Hash table addressing is of two types: open and closed, depending upon how the data is organized and collisions are resolved. These two kinds of tables are as follows:(i) Open Hash Table: In an open hash table, each slot of the hash table corresponds to multiple data entries. Each entry of the collection is a key-frequency pair. (ii) Closed Hash Table: Each slot contains a single key-frequency pair. However, since multiple pairs cannot be mapped onto the same entry, we need a collision resolution process i.e. when a hashed object maps onto an entry which has already been filled. A common strategy is to use linear probing in which we cycle through successive entries of the hash table until we either find an instance of the object itself (and increase its frequency), or we find an empty slot in which we insert the new entry. We note that a fraction of the hash table (typically at least a quarter) needs to to be empty in order to ensure that the probing process is not a bottleneck. The fraction of hash table which is full is denoted by the load factor f . It can be shown that 1/(1 − f ) entries of the hash table are accessed on the average in order to access or update an entry.

B. Related Work Rosenblum and Ousterhout proposed the notion of logstructured disk storage management [25] and mechanisms similar to log-structured file systems are adopted in modern SSDs either at the level of FTL or at the level of file system to handle issues related to wear-leveling and erase-before-write [8], [15], [19], [18], [28]. As we discuss later, some of our buffering strategies are also inspired from log-structured file systems. There have been hash tables designed with SSDs including the work presented in [3], [4], [9], [29], [10]. Our designs differ

In this paper, we will use a combination of the open and closed hash tables in order to design our update structure. We will use a closed hash table as the primary hash table which is stored on the (Solid State) drive, along with a secondary hash table which is open and available in main memory. We 8

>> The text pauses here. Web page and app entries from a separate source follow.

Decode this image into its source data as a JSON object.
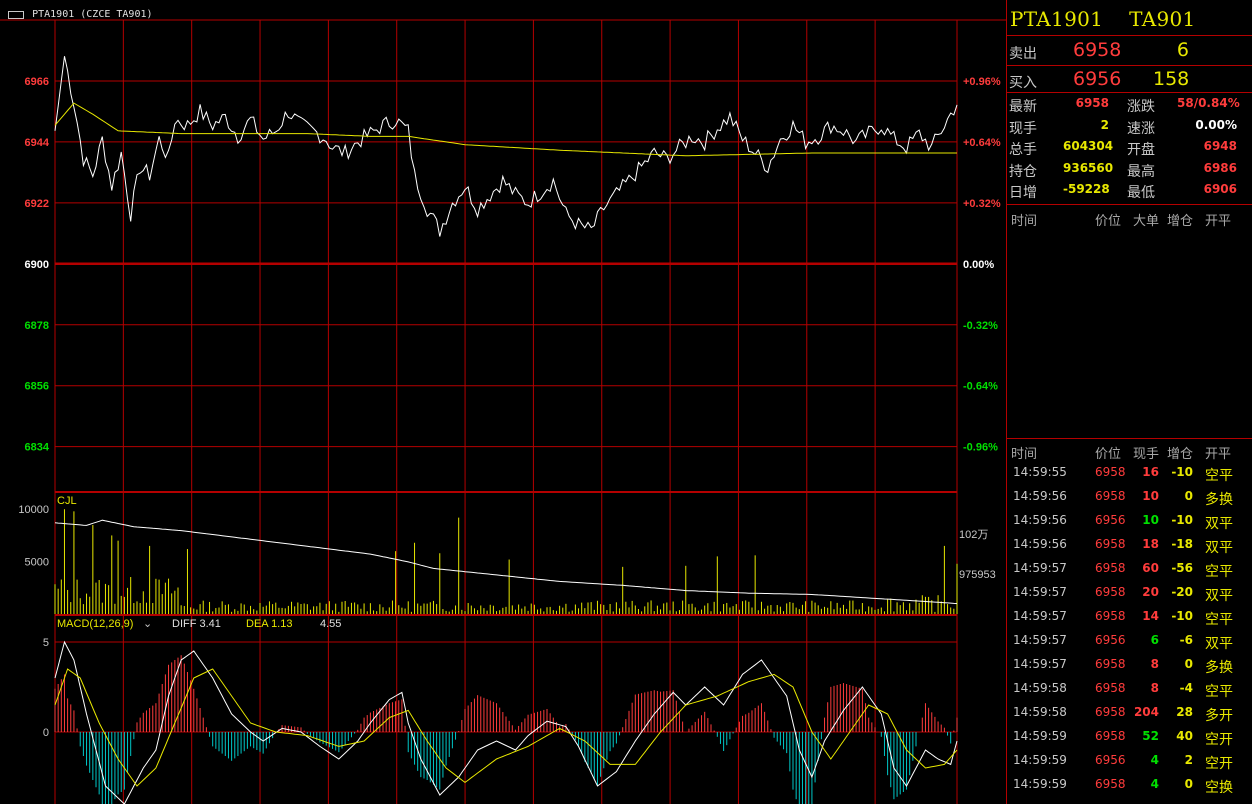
{
  "chart_header": {
    "icon": "chart-window-icon",
    "title": "PTA1901 (CZCE TA901)"
  },
  "colors": {
    "up": "#ff3c3c",
    "down": "#00e000",
    "neutral": "#ffffff",
    "grid": "#b40000",
    "price_line": "#ffffff",
    "avg_line": "#e8e800",
    "yellow": "#e8e800",
    "cyan": "#00c8c8"
  },
  "quote": {
    "code1": "PTA1901",
    "code2": "TA901",
    "ask_label": "卖出",
    "ask_price": "6958",
    "ask_vol": "6",
    "bid_label": "买入",
    "bid_price": "6956",
    "bid_vol": "158",
    "stats": [
      {
        "l1": "最新",
        "v1": "6958",
        "c1": "up",
        "l2": "涨跌",
        "v2": "58/0.84%",
        "c2": "up"
      },
      {
        "l1": "现手",
        "v1": "2",
        "c1": "yellow",
        "l2": "速涨",
        "v2": "0.00%",
        "c2": "neutral"
      },
      {
        "l1": "总手",
        "v1": "604304",
        "c1": "yellow",
        "l2": "开盘",
        "v2": "6948",
        "c2": "up"
      },
      {
        "l1": "持仓",
        "v1": "936560",
        "c1": "yellow",
        "l2": "最高",
        "v2": "6986",
        "c2": "up"
      },
      {
        "l1": "日增",
        "v1": "-59228",
        "c1": "yellow",
        "l2": "最低",
        "v2": "6906",
        "c2": "up"
      }
    ]
  },
  "bigorder_headers": [
    "时间",
    "价位",
    "大单",
    "增仓",
    "开平"
  ],
  "tick_headers": [
    "时间",
    "价位",
    "现手",
    "增仓",
    "开平"
  ],
  "ticks": [
    {
      "time": "14:59:55",
      "price": "6958",
      "pc": "up",
      "vol": "16",
      "vc": "up",
      "oi": "-10",
      "oc": "yellow",
      "type": "空平",
      "tc": "yellow"
    },
    {
      "time": "14:59:56",
      "price": "6958",
      "pc": "up",
      "vol": "10",
      "vc": "up",
      "oi": "0",
      "oc": "yellow",
      "type": "多换",
      "tc": "yellow"
    },
    {
      "time": "14:59:56",
      "price": "6956",
      "pc": "up",
      "vol": "10",
      "vc": "down",
      "oi": "-10",
      "oc": "yellow",
      "type": "双平",
      "tc": "yellow"
    },
    {
      "time": "14:59:56",
      "price": "6958",
      "pc": "up",
      "vol": "18",
      "vc": "up",
      "oi": "-18",
      "oc": "yellow",
      "type": "双平",
      "tc": "yellow"
    },
    {
      "time": "14:59:57",
      "price": "6958",
      "pc": "up",
      "vol": "60",
      "vc": "up",
      "oi": "-56",
      "oc": "yellow",
      "type": "空平",
      "tc": "yellow"
    },
    {
      "time": "14:59:57",
      "price": "6958",
      "pc": "up",
      "vol": "20",
      "vc": "up",
      "oi": "-20",
      "oc": "yellow",
      "type": "双平",
      "tc": "yellow"
    },
    {
      "time": "14:59:57",
      "price": "6958",
      "pc": "up",
      "vol": "14",
      "vc": "up",
      "oi": "-10",
      "oc": "yellow",
      "type": "空平",
      "tc": "yellow"
    },
    {
      "time": "14:59:57",
      "price": "6956",
      "pc": "up",
      "vol": "6",
      "vc": "down",
      "oi": "-6",
      "oc": "yellow",
      "type": "双平",
      "tc": "yellow"
    },
    {
      "time": "14:59:57",
      "price": "6958",
      "pc": "up",
      "vol": "8",
      "vc": "up",
      "oi": "0",
      "oc": "yellow",
      "type": "多换",
      "tc": "yellow"
    },
    {
      "time": "14:59:58",
      "price": "6958",
      "pc": "up",
      "vol": "8",
      "vc": "up",
      "oi": "-4",
      "oc": "yellow",
      "type": "空平",
      "tc": "yellow"
    },
    {
      "time": "14:59:58",
      "price": "6958",
      "pc": "up",
      "vol": "204",
      "vc": "up",
      "oi": "28",
      "oc": "yellow",
      "type": "多开",
      "tc": "yellow"
    },
    {
      "time": "14:59:59",
      "price": "6958",
      "pc": "up",
      "vol": "52",
      "vc": "down",
      "oi": "40",
      "oc": "yellow",
      "type": "空开",
      "tc": "yellow"
    },
    {
      "time": "14:59:59",
      "price": "6956",
      "pc": "up",
      "vol": "4",
      "vc": "down",
      "oi": "2",
      "oc": "yellow",
      "type": "空开",
      "tc": "yellow"
    },
    {
      "time": "14:59:59",
      "price": "6958",
      "pc": "up",
      "vol": "4",
      "vc": "down",
      "oi": "0",
      "oc": "yellow",
      "type": "空换",
      "tc": "yellow"
    }
  ],
  "chart_data": [
    {
      "type": "line",
      "name": "intraday-price",
      "prev_close": 6900,
      "ylim": [
        6818,
        6988
      ],
      "ytick_values": [
        6966,
        6944,
        6922,
        6900,
        6878,
        6856,
        6834
      ],
      "pct_labels": [
        "+0.96%",
        "+0.64%",
        "+0.32%",
        "0.00%",
        "-0.32%",
        "-0.64%",
        "-0.96%"
      ],
      "price_keypoints": [
        [
          0,
          6948
        ],
        [
          3,
          6975
        ],
        [
          6,
          6958
        ],
        [
          9,
          6938
        ],
        [
          12,
          6932
        ],
        [
          15,
          6945
        ],
        [
          18,
          6928
        ],
        [
          21,
          6940
        ],
        [
          24,
          6918
        ],
        [
          27,
          6935
        ],
        [
          30,
          6932
        ],
        [
          33,
          6945
        ],
        [
          36,
          6938
        ],
        [
          38,
          6952
        ],
        [
          42,
          6950
        ],
        [
          46,
          6955
        ],
        [
          50,
          6950
        ],
        [
          54,
          6953
        ],
        [
          58,
          6946
        ],
        [
          62,
          6952
        ],
        [
          66,
          6945
        ],
        [
          70,
          6948
        ],
        [
          74,
          6955
        ],
        [
          78,
          6950
        ],
        [
          82,
          6948
        ],
        [
          86,
          6945
        ],
        [
          88,
          6942
        ],
        [
          92,
          6940
        ],
        [
          96,
          6944
        ],
        [
          100,
          6947
        ],
        [
          104,
          6950
        ],
        [
          108,
          6952
        ],
        [
          112,
          6948
        ],
        [
          114,
          6932
        ],
        [
          118,
          6920
        ],
        [
          122,
          6912
        ],
        [
          126,
          6922
        ],
        [
          130,
          6928
        ],
        [
          134,
          6920
        ],
        [
          138,
          6925
        ],
        [
          142,
          6930
        ],
        [
          146,
          6925
        ],
        [
          150,
          6922
        ],
        [
          154,
          6926
        ],
        [
          158,
          6930
        ],
        [
          162,
          6918
        ],
        [
          166,
          6914
        ],
        [
          170,
          6912
        ],
        [
          174,
          6920
        ],
        [
          178,
          6925
        ],
        [
          182,
          6930
        ],
        [
          186,
          6935
        ],
        [
          190,
          6940
        ],
        [
          194,
          6938
        ],
        [
          198,
          6942
        ],
        [
          202,
          6946
        ],
        [
          206,
          6944
        ],
        [
          210,
          6949
        ],
        [
          214,
          6953
        ],
        [
          218,
          6945
        ],
        [
          222,
          6940
        ],
        [
          226,
          6935
        ],
        [
          230,
          6945
        ],
        [
          234,
          6950
        ],
        [
          238,
          6944
        ],
        [
          242,
          6946
        ],
        [
          246,
          6950
        ],
        [
          250,
          6948
        ],
        [
          254,
          6944
        ],
        [
          258,
          6947
        ],
        [
          262,
          6950
        ],
        [
          266,
          6945
        ],
        [
          270,
          6942
        ],
        [
          274,
          6947
        ],
        [
          278,
          6942
        ],
        [
          282,
          6950
        ],
        [
          286,
          6958
        ]
      ],
      "avg_keypoints": [
        [
          0,
          6950
        ],
        [
          6,
          6958
        ],
        [
          12,
          6954
        ],
        [
          20,
          6948
        ],
        [
          40,
          6947
        ],
        [
          60,
          6947
        ],
        [
          80,
          6947
        ],
        [
          100,
          6946
        ],
        [
          112,
          6946
        ],
        [
          130,
          6943
        ],
        [
          160,
          6941
        ],
        [
          200,
          6939
        ],
        [
          240,
          6940
        ],
        [
          286,
          6940
        ]
      ],
      "n_minutes": 287
    },
    {
      "type": "bar",
      "name": "volume",
      "label": "CJL",
      "ytick_values": [
        10000,
        5000
      ],
      "ylim": [
        0,
        10500
      ],
      "right_labels": [
        "102万",
        "975953"
      ],
      "spike_minutes": [
        [
          3,
          10000
        ],
        [
          6,
          9800
        ],
        [
          12,
          8500
        ],
        [
          18,
          7500
        ],
        [
          20,
          7000
        ],
        [
          30,
          6500
        ],
        [
          42,
          6200
        ],
        [
          108,
          6000
        ],
        [
          114,
          6800
        ],
        [
          122,
          5800
        ],
        [
          128,
          9200
        ],
        [
          144,
          5200
        ],
        [
          180,
          4500
        ],
        [
          200,
          4600
        ],
        [
          210,
          5500
        ],
        [
          222,
          5600
        ],
        [
          282,
          6500
        ],
        [
          286,
          4800
        ]
      ],
      "oi_line_keypoints": [
        [
          0,
          7000
        ],
        [
          10,
          6800
        ],
        [
          15,
          7200
        ],
        [
          25,
          6700
        ],
        [
          40,
          6400
        ],
        [
          60,
          5800
        ],
        [
          80,
          5200
        ],
        [
          100,
          4600
        ],
        [
          112,
          4000
        ],
        [
          120,
          3500
        ],
        [
          140,
          3000
        ],
        [
          160,
          2500
        ],
        [
          180,
          2200
        ],
        [
          200,
          1800
        ],
        [
          220,
          1600
        ],
        [
          240,
          1500
        ],
        [
          260,
          1200
        ],
        [
          280,
          900
        ],
        [
          286,
          800
        ]
      ],
      "oi_scale": 7600
    },
    {
      "type": "bar",
      "name": "macd",
      "label": "MACD(12,26,9)",
      "diff_label": "DIFF 3.41",
      "dea_label": "DEA 1.13",
      "macd_label": "4.55",
      "ytick_values": [
        5,
        0
      ],
      "ylim": [
        -4,
        6.5
      ],
      "diff_keypoints": [
        [
          0,
          3
        ],
        [
          3,
          5
        ],
        [
          6,
          4
        ],
        [
          10,
          1
        ],
        [
          16,
          -3
        ],
        [
          22,
          -4
        ],
        [
          28,
          -2
        ],
        [
          32,
          -1
        ],
        [
          36,
          2
        ],
        [
          40,
          4
        ],
        [
          44,
          4.5
        ],
        [
          50,
          3
        ],
        [
          56,
          1
        ],
        [
          62,
          0
        ],
        [
          66,
          -0.5
        ],
        [
          72,
          0.2
        ],
        [
          78,
          0
        ],
        [
          84,
          -0.8
        ],
        [
          90,
          -1.5
        ],
        [
          96,
          -0.5
        ],
        [
          100,
          0.5
        ],
        [
          106,
          1.8
        ],
        [
          110,
          2.2
        ],
        [
          112,
          0.5
        ],
        [
          116,
          -1.5
        ],
        [
          122,
          -3.5
        ],
        [
          128,
          -2.5
        ],
        [
          134,
          -1
        ],
        [
          140,
          -0.5
        ],
        [
          146,
          -1
        ],
        [
          150,
          -0.2
        ],
        [
          156,
          0.6
        ],
        [
          162,
          0.3
        ],
        [
          166,
          -0.8
        ],
        [
          172,
          -3
        ],
        [
          178,
          -2.2
        ],
        [
          184,
          -0.5
        ],
        [
          190,
          1
        ],
        [
          196,
          2.2
        ],
        [
          200,
          1.5
        ],
        [
          206,
          2.5
        ],
        [
          212,
          1.5
        ],
        [
          218,
          3.2
        ],
        [
          224,
          4
        ],
        [
          228,
          3
        ],
        [
          232,
          2
        ],
        [
          236,
          -1
        ],
        [
          240,
          -2.5
        ],
        [
          244,
          -0.5
        ],
        [
          250,
          1.2
        ],
        [
          256,
          2.5
        ],
        [
          262,
          1
        ],
        [
          266,
          -2
        ],
        [
          270,
          -3
        ],
        [
          276,
          -1
        ],
        [
          280,
          -1.5
        ],
        [
          284,
          -1.8
        ],
        [
          286,
          -0.5
        ]
      ],
      "dea_keypoints": [
        [
          0,
          1.5
        ],
        [
          4,
          3.5
        ],
        [
          8,
          3
        ],
        [
          14,
          0.5
        ],
        [
          20,
          -1.5
        ],
        [
          26,
          -3
        ],
        [
          32,
          -2
        ],
        [
          38,
          0.5
        ],
        [
          44,
          3
        ],
        [
          50,
          3.5
        ],
        [
          56,
          2
        ],
        [
          62,
          0.5
        ],
        [
          70,
          0
        ],
        [
          80,
          -0.2
        ],
        [
          90,
          -0.8
        ],
        [
          98,
          -0.5
        ],
        [
          106,
          0.8
        ],
        [
          112,
          1.2
        ],
        [
          118,
          -0.5
        ],
        [
          124,
          -2
        ],
        [
          130,
          -2.8
        ],
        [
          140,
          -1.5
        ],
        [
          150,
          -0.8
        ],
        [
          160,
          0.2
        ],
        [
          168,
          -0.5
        ],
        [
          176,
          -1.8
        ],
        [
          184,
          -1.8
        ],
        [
          192,
          0
        ],
        [
          200,
          1.5
        ],
        [
          210,
          2
        ],
        [
          220,
          2.8
        ],
        [
          228,
          3.2
        ],
        [
          234,
          2.5
        ],
        [
          240,
          0
        ],
        [
          246,
          -1.5
        ],
        [
          252,
          0
        ],
        [
          258,
          1.5
        ],
        [
          264,
          1
        ],
        [
          270,
          -1
        ],
        [
          276,
          -2
        ],
        [
          282,
          -1.8
        ],
        [
          286,
          -1
        ]
      ]
    }
  ]
}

assume that the primary hash table contains q entries, where q is dictated by the maximum capacity planned for the hash table for the application at hand. The secondary hash table contains q/r entries where r